(Interface dataset entries)
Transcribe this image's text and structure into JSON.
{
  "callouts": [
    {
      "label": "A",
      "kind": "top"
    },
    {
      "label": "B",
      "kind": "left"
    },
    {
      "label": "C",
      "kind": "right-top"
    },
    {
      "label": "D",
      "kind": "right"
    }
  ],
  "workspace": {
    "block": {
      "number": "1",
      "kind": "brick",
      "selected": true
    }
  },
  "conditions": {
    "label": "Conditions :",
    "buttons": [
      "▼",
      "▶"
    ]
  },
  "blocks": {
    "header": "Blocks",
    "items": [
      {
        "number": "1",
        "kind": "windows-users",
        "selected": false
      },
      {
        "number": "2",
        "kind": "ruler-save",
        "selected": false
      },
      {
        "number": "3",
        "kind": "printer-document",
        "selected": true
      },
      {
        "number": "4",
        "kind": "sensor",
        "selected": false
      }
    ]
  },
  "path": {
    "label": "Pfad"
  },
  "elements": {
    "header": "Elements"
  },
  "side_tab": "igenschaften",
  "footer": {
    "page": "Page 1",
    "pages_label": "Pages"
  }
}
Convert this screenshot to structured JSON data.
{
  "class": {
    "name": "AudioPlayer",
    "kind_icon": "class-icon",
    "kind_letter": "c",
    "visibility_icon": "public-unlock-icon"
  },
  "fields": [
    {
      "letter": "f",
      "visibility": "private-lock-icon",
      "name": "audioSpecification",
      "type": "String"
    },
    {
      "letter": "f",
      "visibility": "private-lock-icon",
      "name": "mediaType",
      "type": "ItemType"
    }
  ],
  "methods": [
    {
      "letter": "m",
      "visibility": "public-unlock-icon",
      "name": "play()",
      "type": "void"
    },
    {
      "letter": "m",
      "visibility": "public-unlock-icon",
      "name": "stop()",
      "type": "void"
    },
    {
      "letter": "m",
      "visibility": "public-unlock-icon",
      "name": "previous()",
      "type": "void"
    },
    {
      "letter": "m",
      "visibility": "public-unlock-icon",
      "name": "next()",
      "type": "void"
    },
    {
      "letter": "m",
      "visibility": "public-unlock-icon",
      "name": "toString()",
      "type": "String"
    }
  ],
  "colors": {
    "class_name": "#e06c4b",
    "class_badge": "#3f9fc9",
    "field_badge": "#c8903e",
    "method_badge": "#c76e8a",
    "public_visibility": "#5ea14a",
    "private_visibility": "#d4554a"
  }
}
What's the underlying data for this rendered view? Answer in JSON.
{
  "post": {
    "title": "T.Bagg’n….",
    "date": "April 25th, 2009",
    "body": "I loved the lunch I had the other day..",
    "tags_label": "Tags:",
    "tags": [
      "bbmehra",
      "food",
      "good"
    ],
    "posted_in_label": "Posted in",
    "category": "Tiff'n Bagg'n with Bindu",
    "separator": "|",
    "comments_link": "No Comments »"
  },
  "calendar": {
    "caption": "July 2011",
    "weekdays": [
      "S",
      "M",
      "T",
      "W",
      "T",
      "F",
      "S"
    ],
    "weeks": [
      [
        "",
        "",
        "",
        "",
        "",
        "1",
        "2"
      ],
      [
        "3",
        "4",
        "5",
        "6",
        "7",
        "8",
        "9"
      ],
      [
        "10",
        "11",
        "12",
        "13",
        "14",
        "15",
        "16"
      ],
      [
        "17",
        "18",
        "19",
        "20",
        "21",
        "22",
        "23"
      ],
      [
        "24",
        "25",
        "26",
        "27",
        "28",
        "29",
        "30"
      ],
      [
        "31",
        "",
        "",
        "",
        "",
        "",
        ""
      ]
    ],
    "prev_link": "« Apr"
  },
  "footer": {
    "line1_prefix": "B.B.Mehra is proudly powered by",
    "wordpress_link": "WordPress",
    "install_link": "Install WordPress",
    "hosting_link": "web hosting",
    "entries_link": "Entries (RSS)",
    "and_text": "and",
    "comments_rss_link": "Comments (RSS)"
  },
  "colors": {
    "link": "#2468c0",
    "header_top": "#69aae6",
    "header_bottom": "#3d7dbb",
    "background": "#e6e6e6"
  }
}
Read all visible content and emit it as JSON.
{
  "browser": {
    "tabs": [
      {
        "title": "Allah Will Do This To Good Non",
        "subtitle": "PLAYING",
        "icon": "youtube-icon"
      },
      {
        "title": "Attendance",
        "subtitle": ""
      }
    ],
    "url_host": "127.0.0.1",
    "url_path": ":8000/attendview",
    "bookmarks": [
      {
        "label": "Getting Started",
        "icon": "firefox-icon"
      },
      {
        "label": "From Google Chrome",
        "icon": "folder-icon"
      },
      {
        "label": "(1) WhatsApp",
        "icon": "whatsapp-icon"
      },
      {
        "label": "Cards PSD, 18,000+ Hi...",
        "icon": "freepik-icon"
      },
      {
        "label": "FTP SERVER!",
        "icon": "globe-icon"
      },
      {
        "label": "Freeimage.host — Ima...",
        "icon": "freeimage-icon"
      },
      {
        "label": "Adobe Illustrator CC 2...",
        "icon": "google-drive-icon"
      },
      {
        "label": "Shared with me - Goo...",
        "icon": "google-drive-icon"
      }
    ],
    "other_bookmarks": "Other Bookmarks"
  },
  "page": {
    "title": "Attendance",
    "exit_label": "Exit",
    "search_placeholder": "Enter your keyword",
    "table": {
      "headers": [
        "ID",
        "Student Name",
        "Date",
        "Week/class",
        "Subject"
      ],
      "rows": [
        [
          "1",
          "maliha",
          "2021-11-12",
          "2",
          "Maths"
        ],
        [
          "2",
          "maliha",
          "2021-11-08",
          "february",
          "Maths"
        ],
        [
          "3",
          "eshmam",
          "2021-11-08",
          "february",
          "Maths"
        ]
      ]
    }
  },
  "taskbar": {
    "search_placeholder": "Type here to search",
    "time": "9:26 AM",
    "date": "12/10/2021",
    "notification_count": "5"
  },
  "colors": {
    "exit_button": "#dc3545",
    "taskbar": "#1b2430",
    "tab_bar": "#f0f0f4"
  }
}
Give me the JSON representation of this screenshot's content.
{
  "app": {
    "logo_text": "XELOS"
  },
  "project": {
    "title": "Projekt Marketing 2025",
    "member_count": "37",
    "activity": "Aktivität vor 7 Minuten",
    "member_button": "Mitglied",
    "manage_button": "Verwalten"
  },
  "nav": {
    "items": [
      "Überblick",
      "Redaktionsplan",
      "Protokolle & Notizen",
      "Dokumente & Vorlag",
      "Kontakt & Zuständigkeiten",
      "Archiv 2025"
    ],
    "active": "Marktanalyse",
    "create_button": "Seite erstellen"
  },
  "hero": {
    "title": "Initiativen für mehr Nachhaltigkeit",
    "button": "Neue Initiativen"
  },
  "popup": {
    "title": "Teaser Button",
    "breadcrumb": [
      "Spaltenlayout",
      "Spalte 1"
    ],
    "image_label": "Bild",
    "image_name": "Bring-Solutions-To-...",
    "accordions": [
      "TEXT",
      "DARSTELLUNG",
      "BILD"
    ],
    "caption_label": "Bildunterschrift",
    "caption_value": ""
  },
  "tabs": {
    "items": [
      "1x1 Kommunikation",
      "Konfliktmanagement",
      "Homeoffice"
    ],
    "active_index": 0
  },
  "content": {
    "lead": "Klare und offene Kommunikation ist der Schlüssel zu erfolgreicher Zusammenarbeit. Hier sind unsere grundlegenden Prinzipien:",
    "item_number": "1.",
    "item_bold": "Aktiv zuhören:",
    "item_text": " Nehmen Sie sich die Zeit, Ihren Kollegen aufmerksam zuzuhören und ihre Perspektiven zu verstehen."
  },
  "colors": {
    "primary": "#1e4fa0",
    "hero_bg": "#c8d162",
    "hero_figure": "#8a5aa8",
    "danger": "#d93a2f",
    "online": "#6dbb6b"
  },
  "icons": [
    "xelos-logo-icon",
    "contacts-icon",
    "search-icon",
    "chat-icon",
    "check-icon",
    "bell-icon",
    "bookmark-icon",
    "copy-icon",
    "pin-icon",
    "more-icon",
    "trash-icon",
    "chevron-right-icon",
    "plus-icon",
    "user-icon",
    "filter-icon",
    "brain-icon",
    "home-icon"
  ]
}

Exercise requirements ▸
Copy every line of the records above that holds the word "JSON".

Answer box ▸
Transcribe this image's text and structure into JSON.
Convert this screenshot to structured JSON data.
What's the underlying data for this rendered view? Answer in JSON.
Read all visible content and emit it as JSON.
Give me the JSON representation of this screenshot's content.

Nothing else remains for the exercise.